Jeff: Like I said earlier, it always circles back to Larry from Splinter. I moved to Los Angeles in 1998 and started down a different path and didn't keep up with hardcore or what was going on, but I've always stayed close with Larry and Colin. Larry has always been in the Akron/Canton area and has always remained active in the scene, playing music and booking shows. Last February, Shawn Fosnight—who used to book shows back in the day—had the idea to do a Canton 25th anniversary show, so he asked Larry if he thought we'd be interested. Larry reached out to Colin and me, and we both immediately said yes. So, we enlisted our lifelong friends Chris Brady for bass and Dave Johnson on drums, who both quickly said yes. We were working out the logistics, the dates were booked for the summer, and then the pandemic hit. And we all know how that turned out. But, in the meantime, I dug out the 7", which I hadn't listened to in close to 20 years, and was surprised that I actually liked it, and felt like it held up. I also decided it could use a refresh, too, so I started to remaster it. And—in a twist of fate—you posted about our record on your Instagram feed, and that lit a fire under me to get it done. So, that's available now on our Bandcamp page. It's been wonderful to hear from people and get a positive response. Once every few years, someone will track me down and ask if I have any old Anguish stuff to sell, which always surprises me. It was so long ago, I'm blown away that people remember that record. It's great.
Even more exciting is that you've been recording some old tracks that were never documented, as well as new material. What's the progress looking like in that area, and when might listeners get a chance to hear something new from Anguish?
Jeff: Yeah, so when we decided to do the reunion show, I started digging through old tapes to find our old material, and I was surprised by what I found. I discovered one of our last rehearsals, and it was fantastic. We completely forgot about these songs, and it was like listening to them for the first time. What's great about it from our perspective is that this unearthed material reminded us that we really matured into a band that found its own sound. So, now we had this idea to release an LP finally. We're going to have five songs from the old days and five brand new ones. Modern technology has completely changed everything. I can record at my home in Los Angeles and send files to Colin in Cleveland. We have nine songs recorded and are working on the tenth. We were hoping to try and have it out this year, but we still have to mix and master everything. Finding the time to work on everything is the biggest challenge, but I think our goal is to release a single by the end of the year. Colin and I have remained close friends all these years, and it's been great to work together again and just have fun.
Colin: I don't think music has ever left us in any way, and we've kept playing over the years, so the impetus to write and have a little more structure in playing has been really cool. Also, collaboration has an exponential effect on my—and probably most people's—output and creativity. So, to work on ideas, riffs, etc. with Jeff again has been a nice oasis this year. Even though we haven't written together in a long time, we've maintained our friendship and have a rapport and "shorthand" that works well.

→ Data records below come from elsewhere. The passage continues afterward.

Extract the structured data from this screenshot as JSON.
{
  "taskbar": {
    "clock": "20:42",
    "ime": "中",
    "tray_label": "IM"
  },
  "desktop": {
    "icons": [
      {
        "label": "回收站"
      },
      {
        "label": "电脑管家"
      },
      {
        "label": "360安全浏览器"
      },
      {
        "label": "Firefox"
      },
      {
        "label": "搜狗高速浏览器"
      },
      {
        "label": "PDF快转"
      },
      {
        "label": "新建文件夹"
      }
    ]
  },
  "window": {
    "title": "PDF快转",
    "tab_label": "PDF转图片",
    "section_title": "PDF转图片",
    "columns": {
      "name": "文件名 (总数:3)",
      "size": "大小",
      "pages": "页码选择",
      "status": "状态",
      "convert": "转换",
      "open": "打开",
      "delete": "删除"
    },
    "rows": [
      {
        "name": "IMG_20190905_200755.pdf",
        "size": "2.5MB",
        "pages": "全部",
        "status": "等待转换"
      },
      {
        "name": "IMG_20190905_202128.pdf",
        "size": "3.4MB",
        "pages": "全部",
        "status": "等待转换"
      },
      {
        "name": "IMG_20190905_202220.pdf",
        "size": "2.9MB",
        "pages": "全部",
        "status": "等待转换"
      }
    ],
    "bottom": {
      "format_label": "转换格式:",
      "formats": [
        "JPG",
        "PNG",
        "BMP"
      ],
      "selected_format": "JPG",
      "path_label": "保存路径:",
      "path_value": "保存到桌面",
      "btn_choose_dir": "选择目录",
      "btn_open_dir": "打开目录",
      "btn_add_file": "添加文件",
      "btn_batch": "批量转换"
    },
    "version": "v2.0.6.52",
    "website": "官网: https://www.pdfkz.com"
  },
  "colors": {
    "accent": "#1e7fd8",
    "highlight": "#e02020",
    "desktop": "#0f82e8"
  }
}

Jeff: I couldn't have said it better myself, and I'm kind of surprised we didn't do this sooner...
Score remastered audio—or an original vinyl copy!—of Anguish's 1994 Dark Empire 7" over at Bandcamp. Follow the band on Instagram for assorted visual ephemera and eventual information regarding long overdue new material.